Tom Payne in The Telegraph:

Armenia2_3314581bFrom early 1915, under the “fog of war”, Armenians began to disappear from the Ottoman Empire. It could happen in a number of ways. Sometimes it was a matter of destroying villages and rounding up the inhabitants. Their murderers, Turks or Kurds, were as likely to use bayonets, swords or axes as guns, because they wanted to save bullets. Many left their homes on forced marches, to be attacked by killers, frequently thrown into the Euphrates, the women raped. Those who survived ended up in the Syrian Desert, around or in the town of Der Zor, where they were murdered or starved to death. A German witness noted: “Their stomachs, weakened by months of hunger, are no longer able to absorb any food … If you give them bread, they put it aside indifferently. They lie there quietly and wait for death.” It is impossible to say how many died. Figures begin at 600,000. Even the Ottoman government of 1919 acknowledged that 800,000 were killed. A million is probable, a million and a half possible. One problem in calculating the death toll is that some really did disappear. The slaughterers thought little of killing children, and one commander, Cevdet Bey, bragged before an attack, “I won’t leave one, not one so high,” while holding his hand below knee-height. But at other times children were taken and offered to local Muslims. Even now there are people discovering that their grandparents were survivors of the genocide.
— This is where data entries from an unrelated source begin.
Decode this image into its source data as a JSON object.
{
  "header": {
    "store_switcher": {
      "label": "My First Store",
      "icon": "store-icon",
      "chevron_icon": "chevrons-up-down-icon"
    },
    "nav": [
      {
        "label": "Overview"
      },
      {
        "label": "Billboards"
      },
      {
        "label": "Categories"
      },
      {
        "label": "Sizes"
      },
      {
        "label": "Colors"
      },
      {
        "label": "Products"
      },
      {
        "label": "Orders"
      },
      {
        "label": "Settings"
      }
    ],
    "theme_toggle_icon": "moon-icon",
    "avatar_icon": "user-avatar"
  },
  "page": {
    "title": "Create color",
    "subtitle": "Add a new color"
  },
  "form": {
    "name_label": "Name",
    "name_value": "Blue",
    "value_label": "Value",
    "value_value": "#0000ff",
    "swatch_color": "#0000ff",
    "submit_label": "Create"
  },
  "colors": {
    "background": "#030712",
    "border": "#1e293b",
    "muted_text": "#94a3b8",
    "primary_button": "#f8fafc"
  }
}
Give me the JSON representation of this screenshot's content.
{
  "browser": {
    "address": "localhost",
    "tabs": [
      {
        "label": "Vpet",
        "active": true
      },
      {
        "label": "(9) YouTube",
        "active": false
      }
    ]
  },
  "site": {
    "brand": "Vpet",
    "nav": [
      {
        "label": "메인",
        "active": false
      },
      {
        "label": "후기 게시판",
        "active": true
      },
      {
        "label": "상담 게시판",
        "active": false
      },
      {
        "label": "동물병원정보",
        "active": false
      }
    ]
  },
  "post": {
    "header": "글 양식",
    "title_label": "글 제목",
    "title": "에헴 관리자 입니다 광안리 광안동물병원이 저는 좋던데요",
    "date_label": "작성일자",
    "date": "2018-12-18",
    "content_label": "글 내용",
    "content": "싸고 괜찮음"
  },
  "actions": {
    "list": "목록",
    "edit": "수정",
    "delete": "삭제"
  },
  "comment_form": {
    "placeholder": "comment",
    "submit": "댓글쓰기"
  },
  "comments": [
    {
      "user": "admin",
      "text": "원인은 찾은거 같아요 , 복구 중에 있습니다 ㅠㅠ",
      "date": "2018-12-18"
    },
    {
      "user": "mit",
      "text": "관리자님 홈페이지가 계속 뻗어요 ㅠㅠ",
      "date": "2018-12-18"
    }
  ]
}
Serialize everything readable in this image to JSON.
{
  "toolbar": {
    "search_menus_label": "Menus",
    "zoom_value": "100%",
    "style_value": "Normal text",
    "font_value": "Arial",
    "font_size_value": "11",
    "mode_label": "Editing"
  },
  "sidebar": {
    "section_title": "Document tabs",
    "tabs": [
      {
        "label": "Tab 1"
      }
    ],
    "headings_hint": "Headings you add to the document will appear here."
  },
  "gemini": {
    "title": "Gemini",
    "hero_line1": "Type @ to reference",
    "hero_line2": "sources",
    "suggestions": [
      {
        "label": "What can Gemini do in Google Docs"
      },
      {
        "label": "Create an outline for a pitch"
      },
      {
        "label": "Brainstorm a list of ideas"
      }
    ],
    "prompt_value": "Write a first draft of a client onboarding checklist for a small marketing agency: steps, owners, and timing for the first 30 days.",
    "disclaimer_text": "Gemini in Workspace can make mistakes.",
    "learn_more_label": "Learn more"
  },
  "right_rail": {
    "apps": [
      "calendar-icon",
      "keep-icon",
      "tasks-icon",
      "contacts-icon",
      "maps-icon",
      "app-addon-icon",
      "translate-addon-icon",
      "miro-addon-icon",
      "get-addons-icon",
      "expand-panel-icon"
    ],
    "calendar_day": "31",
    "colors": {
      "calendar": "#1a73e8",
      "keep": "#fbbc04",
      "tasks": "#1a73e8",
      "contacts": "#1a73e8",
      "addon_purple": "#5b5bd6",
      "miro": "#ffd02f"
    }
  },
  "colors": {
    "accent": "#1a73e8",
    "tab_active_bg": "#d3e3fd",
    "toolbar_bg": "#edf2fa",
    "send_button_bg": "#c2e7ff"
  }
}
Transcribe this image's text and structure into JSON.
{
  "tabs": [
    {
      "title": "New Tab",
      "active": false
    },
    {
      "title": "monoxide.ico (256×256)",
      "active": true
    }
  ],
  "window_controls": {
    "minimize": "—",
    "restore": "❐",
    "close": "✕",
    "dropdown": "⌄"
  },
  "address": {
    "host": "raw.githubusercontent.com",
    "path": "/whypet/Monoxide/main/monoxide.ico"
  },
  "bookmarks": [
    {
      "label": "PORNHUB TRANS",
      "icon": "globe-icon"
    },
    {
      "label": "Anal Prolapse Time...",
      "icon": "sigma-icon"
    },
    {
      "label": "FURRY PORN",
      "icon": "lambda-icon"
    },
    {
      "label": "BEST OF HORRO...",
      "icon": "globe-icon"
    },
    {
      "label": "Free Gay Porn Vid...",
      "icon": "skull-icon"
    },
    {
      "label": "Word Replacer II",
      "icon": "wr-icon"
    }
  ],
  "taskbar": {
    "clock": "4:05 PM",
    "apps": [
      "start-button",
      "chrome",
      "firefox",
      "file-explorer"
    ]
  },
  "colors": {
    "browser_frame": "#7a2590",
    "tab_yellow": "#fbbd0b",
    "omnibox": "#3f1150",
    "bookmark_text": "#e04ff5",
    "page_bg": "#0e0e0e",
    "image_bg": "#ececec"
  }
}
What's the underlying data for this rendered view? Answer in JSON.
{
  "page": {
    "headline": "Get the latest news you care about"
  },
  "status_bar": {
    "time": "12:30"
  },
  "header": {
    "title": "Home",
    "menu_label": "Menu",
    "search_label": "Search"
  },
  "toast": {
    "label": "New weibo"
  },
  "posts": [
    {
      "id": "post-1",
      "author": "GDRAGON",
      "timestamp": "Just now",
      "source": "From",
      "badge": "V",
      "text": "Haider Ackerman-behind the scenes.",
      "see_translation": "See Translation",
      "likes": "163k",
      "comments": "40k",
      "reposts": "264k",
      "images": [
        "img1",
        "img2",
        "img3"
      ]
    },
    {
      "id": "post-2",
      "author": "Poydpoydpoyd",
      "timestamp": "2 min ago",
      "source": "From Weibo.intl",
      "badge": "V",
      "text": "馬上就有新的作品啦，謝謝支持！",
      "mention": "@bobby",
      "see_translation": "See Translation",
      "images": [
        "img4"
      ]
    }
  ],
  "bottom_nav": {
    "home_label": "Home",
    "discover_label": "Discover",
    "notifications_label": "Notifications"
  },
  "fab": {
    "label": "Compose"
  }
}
Genocide. To study the numbers, and to hear commanders barking and repeating the orders “Burn, destroy, kill” is to think, what other word is there? And yet the rows continue to impede understanding between Turks and Armenians, and even among Armenians themselves. Those who left their homelands lobby for recognition that what happened was genocide. Those in the now-independent Republic of Armenia are more pragmatic – if they stop asking the Turks to use what negotiators have to call “the G-word”, then maybe the Turks will be calmer about Armenian claims on parts of Azerbaijan. Meanwhile, Turks don’t want to use the G-word because if they do, they fear having to give parts of Turkey to the Armenians.

More here.